**WHAT THE EXERCISE ASKS:** In the records below, which lines include "name"? Copy them.

**DATA FOR PROCESSING:**
····················

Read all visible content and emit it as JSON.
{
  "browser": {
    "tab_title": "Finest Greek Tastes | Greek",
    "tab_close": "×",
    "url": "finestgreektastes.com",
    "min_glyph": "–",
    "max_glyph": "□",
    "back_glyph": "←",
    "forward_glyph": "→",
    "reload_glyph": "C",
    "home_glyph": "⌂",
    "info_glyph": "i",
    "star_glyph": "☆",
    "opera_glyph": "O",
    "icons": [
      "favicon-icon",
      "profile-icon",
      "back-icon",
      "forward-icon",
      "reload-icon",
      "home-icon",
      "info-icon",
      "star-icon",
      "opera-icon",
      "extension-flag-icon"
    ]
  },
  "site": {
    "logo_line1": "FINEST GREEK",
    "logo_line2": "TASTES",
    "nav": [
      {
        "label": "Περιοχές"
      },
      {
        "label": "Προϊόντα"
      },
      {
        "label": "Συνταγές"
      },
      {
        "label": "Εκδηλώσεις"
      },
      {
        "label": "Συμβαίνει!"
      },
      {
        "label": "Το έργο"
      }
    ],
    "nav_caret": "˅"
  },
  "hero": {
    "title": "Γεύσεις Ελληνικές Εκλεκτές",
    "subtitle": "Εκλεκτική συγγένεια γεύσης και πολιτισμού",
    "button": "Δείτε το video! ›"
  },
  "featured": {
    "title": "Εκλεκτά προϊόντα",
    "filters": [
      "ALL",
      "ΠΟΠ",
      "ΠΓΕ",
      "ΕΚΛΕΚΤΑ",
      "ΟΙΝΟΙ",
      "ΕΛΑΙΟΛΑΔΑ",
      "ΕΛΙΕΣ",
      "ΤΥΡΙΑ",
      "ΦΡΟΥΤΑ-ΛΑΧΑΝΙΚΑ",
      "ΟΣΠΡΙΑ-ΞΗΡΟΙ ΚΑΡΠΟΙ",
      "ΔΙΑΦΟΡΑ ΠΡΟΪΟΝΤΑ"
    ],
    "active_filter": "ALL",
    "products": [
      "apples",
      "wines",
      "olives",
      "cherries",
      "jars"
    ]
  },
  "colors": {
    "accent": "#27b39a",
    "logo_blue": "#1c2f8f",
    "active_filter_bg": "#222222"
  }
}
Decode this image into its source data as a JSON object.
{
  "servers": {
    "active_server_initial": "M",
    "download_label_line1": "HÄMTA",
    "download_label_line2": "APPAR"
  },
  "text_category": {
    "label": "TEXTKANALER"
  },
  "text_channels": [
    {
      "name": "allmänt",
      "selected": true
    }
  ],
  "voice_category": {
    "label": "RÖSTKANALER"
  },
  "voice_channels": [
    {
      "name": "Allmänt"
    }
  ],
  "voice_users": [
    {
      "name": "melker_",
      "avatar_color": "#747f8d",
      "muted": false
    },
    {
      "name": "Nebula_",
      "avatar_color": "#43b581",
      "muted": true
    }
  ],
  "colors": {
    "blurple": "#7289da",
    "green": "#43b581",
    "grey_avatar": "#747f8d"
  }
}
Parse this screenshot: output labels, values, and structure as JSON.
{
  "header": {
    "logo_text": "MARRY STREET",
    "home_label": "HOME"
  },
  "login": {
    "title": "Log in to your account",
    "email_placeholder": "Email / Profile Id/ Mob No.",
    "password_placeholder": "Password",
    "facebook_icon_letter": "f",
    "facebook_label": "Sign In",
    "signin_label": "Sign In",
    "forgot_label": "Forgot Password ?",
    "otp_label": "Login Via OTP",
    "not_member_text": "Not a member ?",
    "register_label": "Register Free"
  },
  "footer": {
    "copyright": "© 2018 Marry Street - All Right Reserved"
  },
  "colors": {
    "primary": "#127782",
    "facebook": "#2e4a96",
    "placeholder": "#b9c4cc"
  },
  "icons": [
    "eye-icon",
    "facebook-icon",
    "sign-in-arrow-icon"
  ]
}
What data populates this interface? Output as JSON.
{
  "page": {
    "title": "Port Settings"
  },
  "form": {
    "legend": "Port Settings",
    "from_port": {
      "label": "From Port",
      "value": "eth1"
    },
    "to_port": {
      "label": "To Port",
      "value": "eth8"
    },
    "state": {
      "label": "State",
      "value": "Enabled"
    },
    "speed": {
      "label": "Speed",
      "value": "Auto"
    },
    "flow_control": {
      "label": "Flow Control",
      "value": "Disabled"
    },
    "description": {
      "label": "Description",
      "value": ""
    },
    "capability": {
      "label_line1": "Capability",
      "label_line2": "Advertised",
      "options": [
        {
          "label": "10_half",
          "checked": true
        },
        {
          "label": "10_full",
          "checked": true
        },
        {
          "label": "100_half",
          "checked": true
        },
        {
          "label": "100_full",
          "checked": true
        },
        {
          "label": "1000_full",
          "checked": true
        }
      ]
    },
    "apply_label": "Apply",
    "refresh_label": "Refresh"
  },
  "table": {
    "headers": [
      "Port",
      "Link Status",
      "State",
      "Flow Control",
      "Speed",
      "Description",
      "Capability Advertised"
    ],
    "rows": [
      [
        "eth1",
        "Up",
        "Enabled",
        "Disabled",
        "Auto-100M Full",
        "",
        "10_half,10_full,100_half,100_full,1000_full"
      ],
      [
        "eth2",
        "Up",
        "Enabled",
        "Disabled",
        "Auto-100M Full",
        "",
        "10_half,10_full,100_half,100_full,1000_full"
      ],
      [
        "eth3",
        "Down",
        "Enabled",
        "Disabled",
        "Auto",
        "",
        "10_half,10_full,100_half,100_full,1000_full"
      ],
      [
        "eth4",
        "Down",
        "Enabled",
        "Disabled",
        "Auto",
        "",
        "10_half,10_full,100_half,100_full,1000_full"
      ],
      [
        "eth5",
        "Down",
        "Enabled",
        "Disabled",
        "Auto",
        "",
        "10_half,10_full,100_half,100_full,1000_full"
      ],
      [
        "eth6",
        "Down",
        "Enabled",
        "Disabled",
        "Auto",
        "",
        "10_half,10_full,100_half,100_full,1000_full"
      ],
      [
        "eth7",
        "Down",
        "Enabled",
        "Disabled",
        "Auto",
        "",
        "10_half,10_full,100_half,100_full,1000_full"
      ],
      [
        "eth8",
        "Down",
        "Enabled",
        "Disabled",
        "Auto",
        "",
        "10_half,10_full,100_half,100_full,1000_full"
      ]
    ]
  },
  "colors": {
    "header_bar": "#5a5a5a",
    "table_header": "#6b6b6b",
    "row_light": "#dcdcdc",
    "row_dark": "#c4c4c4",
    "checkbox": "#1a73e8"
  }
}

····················

**SOLUTION TO THE EXERCISE:**
      "name": "allmänt",
      "name": "Allmänt"
      "name": "melker_",
      "name": "Nebula_",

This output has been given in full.